Waldorf mindfully creates environments for the child that engages them and stimulates their imagination. An environment that nurtures their senses in a way that doesn’t overwhelm them, particularly in the early years. Environments where they are eager to learn, eager to be taught, so much so that you can see this expressed in their faces and bodily movements.
In the later years, children experience imaginative and creative thought through connecting with nature, they dive into creative and artistic experiences and engaging in experiences in and out of the classroom makes it possible for them to offer their thoughts and feelings on a variety of topics.
Let them go forth in Freedom
Something I discovered early in my striving to grasp, What is Waldorf was this very concept ‘Let them go forth in Freedom’. I came to see how it related to the young adult, now having graduated from high school going out into the world, sometimes with clarity, often with questions, but being led by their own thoughts, their own individuality. To be free is to be capable of thinking ones own thoughts instead of the thoughts of others that have been predigested. Instead, thoughts that have been generated by one’s deepest, most original, most essential and spiritual self. One’s individuality. This is a goal of Waldorf, to set the young adult out into the world in freedom.

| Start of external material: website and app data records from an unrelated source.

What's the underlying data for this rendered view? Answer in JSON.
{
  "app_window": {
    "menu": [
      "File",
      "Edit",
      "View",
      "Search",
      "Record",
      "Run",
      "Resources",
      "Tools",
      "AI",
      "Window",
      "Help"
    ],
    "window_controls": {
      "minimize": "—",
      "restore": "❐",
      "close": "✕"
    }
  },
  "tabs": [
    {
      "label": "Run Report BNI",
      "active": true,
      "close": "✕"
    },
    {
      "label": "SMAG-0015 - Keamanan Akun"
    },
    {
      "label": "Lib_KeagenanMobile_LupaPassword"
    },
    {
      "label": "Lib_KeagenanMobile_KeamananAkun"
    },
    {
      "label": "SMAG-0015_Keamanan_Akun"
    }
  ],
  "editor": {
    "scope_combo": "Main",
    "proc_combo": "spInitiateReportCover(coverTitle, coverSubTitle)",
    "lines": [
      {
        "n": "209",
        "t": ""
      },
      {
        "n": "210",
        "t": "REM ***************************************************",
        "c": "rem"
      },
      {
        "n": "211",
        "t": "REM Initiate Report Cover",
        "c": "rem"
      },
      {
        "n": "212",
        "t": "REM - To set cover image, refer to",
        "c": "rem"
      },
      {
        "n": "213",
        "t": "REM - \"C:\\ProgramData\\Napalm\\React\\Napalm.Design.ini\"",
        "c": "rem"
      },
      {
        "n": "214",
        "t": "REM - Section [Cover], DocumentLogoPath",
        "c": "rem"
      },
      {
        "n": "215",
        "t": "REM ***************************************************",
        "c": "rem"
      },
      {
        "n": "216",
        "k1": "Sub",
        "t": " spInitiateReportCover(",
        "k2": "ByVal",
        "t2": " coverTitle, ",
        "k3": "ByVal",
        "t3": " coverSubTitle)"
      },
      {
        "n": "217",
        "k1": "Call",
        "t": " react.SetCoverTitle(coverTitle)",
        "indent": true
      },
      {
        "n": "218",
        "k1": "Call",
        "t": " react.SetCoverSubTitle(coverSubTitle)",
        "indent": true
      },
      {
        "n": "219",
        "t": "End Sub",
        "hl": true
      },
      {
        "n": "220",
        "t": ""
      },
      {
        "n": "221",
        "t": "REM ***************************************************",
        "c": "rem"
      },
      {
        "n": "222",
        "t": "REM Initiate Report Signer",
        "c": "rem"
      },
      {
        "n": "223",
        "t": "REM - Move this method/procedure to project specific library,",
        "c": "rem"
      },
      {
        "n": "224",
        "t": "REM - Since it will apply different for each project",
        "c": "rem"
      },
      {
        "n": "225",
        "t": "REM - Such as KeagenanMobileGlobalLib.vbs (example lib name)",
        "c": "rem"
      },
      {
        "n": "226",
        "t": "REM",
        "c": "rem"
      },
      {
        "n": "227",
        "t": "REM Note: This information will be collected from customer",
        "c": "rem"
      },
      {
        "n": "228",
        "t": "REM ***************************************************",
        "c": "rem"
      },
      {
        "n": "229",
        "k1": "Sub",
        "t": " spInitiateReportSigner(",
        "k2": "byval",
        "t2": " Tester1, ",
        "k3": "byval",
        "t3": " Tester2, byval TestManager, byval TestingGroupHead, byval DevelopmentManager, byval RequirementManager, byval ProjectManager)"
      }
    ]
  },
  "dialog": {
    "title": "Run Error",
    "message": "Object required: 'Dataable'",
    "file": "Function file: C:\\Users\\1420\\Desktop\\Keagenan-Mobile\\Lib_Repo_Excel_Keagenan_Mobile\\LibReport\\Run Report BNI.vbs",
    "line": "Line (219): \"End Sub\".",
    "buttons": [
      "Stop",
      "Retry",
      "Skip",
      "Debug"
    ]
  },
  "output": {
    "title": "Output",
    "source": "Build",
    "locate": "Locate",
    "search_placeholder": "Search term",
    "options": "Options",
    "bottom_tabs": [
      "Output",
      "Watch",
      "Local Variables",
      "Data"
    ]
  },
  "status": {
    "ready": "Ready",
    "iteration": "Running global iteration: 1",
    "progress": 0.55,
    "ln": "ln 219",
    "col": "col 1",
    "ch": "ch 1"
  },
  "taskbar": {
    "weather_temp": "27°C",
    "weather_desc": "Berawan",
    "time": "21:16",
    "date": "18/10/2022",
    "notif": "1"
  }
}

Freedom doesn’t mean that the child simply gets to do what they choose or what will always make them happy. Waldorf holds the understanding that Freedom is a process that develops over the many years as a child grows and develops. In the early years, freedom is nurtured through form, because without an experience of form there will not be freedom. Children experience form through the rhythms and boundaries that are created and held by the adult.
Waldorf is not impressing upon the young adult who they should be, what they should study or what they should do with their life. Instead, after a healthy foundation has been laid over the many years of development, it is allowing them to unfold and then trusting the process.
“Essentially, there is no education other then self-education. Every education is self-education and as teachers we can only provide the environment for children’s self-education. We have to provide the most favorable conditions where through our agency, children can educate themselves according to their own destinies.”